  • by mrchaotica ( 681592 ) * on Sunday January 04, 2009 @12:41AM (#26317295)

    Capitalism goes both ways, you don't actually own what you think you do. Just because you buy some music doesn't give you the right to do with it what you please -- contrary to 'fair use' laws, simply because you enter into an agreement with Apple with their EULA.

    You know, I'm really tired of explaining how this works over and over and over again. So here's the short version:

    You're wrong. Completely. You're either a shill for the music industry, or you're an idiot who drank their kool-aid. They may try to tell you that you don't really own the music you buy, but you do! And nothing you or anyone else could possibly say will change that fact!

    DVD region codes are a copy protection mechanism if you misunderstand them -- it's so they can do staggered releases in different geographic areas. Probably also due to the fact that MPEG2 is a licensed codec.
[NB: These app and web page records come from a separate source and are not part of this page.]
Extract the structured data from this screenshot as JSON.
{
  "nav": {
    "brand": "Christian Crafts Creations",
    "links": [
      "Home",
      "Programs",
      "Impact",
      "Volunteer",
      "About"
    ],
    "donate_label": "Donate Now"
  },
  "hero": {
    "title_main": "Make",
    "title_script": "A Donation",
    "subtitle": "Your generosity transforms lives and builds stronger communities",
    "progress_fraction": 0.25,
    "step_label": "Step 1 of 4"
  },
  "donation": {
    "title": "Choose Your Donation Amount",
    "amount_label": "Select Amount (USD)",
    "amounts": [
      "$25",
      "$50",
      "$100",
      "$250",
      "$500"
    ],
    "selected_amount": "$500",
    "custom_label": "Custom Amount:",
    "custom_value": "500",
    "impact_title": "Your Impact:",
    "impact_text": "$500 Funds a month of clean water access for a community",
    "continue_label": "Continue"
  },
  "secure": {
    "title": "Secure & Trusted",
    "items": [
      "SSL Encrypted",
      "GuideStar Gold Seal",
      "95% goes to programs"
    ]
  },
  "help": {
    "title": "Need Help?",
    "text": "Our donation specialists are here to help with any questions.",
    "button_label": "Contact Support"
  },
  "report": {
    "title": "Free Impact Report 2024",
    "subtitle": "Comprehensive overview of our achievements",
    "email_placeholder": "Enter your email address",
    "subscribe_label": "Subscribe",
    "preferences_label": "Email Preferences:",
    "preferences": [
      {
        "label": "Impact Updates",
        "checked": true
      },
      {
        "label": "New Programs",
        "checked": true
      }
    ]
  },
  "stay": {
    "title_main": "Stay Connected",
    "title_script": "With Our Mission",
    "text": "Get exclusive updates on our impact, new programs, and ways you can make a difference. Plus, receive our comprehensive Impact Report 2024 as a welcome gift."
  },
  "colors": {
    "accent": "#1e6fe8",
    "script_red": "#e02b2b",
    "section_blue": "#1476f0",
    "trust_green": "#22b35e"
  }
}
If you generate a DVD in a region where the economy is cheap (India) and then shipped it over to the US to sell it without paying for the per-unit costs, then you'd be taking advantage of the lower licensing fees in India and then the lower IP costs allowed to economies that can't hold-up those costs would be forced to pay the same as America, and nobody could afford that.

    Okay, I lied -- I am going to explain it, a little. There's a fundamental problem with that argument that you're ignoring: Property rights are more important than some shmuck's business model! Region coding and every other form of DRM are an infringement on my rights as the owner of the copy. If that undermines their business model, too bad -- they deserved to fail anyway!

"For a male and female to live continuously together is... biologically speaking, an extremely unnatural condition." -- Robert Briffault